“Now the Word of the LORD came to Jonah the son of Amittai, saying, ‘Arise, go to Nineveh, that great city, and call out against it, for their evil has come up before me.’ But Jonah rose to flee to Tarshish from the presence of the LORD.” (Jonah 1:1-3)
We instantly recognize the familiar, fishy story of Jonah. God asked this reluctant messenger to go, but he ran away instead, where the storm blew wild, and the fish gulped him whole. Whereas all God’s other creations of sea, fish, and worm were willing to obey his precise bidding, Jonah only halfheartedly obliged.

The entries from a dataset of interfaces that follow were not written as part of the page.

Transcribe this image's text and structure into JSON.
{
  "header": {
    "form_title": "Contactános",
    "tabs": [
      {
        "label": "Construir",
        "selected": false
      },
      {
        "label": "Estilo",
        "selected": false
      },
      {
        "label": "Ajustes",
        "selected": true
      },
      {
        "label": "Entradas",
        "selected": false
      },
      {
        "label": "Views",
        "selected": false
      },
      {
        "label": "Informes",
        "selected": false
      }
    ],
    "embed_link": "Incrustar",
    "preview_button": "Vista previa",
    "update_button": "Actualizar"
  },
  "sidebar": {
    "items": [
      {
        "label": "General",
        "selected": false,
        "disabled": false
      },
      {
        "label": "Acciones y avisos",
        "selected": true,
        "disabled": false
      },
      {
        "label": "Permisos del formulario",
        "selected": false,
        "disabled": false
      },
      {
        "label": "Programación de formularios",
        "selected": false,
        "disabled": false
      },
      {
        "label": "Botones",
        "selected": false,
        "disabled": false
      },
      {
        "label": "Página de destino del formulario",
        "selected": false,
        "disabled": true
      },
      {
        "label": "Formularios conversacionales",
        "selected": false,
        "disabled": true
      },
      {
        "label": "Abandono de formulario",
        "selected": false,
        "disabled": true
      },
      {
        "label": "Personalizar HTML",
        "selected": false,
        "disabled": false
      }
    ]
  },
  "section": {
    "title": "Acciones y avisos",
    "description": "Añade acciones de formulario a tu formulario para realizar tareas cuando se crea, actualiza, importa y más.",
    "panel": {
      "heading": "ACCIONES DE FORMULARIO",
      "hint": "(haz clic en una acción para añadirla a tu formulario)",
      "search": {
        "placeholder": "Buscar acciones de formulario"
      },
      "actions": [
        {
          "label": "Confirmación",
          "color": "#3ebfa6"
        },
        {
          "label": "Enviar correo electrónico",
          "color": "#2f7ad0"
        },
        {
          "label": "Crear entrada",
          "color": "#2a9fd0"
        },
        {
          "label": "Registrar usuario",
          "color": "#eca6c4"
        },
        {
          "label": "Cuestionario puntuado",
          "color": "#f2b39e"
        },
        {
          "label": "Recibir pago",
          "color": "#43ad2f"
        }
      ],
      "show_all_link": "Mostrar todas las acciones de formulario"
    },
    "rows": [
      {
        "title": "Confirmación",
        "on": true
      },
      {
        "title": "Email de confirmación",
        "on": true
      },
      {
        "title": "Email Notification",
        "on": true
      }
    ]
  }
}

The prophet’s shrimp-like faith limped along, in direct contrast to the narrative’s mega‐sized participants: the ferocious storm, the enormous fish, the prosperous city, and the 120,000 repentant inhabitants. That’s before we even contemplate God’s extravagant capacity to forgive.
The final chapter opens with these compelling words: “But it displeased Jonah exceedingly, and he was angry.” He loathed the ruthless Ninevites and despised Jehovah for saving their measly lives. How dare God redeem such undeserving enemies! Why had Jonah bothered to come, if Jehovah would rescue them regardless? The nerve of God, to do what Jonah thought unfair; he figured God could not be trusted.
Seen in this light, Jonah appears silly and childish. He disapproved of God’s actions and was grievously disappointed by the circumstances God orchestrated. Yet are we any different? Each time we balk at God’s unwelcome decisions, we imitate the immature prophet.
Elizabeth A. Mitchell